▸ **Exercise details**
Present each line of the entries below that holds the word "data".

▸ **Information supplied**
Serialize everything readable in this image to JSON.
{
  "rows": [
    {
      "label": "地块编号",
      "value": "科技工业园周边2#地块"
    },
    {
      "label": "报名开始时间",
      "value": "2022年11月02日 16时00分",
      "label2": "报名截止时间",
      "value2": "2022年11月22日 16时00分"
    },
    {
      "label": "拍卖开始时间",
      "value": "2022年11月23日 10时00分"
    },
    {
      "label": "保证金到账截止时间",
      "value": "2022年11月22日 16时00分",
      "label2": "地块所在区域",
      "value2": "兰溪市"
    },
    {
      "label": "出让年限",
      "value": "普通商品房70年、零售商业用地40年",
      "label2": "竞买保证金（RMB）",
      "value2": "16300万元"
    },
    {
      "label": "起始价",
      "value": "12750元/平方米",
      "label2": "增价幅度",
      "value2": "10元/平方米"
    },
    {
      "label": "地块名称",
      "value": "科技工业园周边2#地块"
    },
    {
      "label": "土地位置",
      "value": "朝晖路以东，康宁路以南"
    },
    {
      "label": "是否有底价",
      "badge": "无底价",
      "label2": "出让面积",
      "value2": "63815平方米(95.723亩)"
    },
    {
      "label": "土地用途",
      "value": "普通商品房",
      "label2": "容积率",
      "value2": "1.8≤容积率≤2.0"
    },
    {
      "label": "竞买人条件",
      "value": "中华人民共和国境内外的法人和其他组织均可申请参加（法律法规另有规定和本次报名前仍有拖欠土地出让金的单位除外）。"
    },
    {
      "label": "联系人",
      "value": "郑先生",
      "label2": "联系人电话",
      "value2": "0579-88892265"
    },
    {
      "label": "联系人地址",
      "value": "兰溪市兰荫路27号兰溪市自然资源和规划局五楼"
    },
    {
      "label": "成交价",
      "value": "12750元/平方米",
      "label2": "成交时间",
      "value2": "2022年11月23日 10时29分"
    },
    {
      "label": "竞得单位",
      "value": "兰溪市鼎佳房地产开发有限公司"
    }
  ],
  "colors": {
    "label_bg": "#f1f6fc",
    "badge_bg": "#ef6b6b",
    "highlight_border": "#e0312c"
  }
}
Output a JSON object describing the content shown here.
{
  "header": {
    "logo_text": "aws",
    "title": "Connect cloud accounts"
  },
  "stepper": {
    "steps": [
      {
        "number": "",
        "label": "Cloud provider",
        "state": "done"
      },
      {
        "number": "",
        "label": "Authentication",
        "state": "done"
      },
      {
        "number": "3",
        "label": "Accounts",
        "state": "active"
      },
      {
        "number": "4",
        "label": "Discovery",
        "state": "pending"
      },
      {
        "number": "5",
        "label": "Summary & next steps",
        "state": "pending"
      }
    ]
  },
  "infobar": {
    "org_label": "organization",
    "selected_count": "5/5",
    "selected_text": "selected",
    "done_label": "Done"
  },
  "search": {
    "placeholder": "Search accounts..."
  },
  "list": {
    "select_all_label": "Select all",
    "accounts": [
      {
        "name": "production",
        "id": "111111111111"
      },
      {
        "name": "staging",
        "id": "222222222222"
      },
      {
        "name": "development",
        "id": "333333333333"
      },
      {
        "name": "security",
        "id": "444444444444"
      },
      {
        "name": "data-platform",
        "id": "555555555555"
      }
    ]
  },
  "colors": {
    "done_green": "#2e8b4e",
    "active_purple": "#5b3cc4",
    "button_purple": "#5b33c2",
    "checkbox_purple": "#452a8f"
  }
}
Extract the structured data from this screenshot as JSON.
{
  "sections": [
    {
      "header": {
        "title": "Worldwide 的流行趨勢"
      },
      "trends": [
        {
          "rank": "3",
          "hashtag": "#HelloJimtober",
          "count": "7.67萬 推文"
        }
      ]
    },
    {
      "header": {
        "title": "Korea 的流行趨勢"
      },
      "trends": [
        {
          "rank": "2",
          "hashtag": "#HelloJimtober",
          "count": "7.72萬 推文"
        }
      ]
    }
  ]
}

▸ **Response below**
        "name": "data-platform",
Extract the structured data from this screenshot as JSON.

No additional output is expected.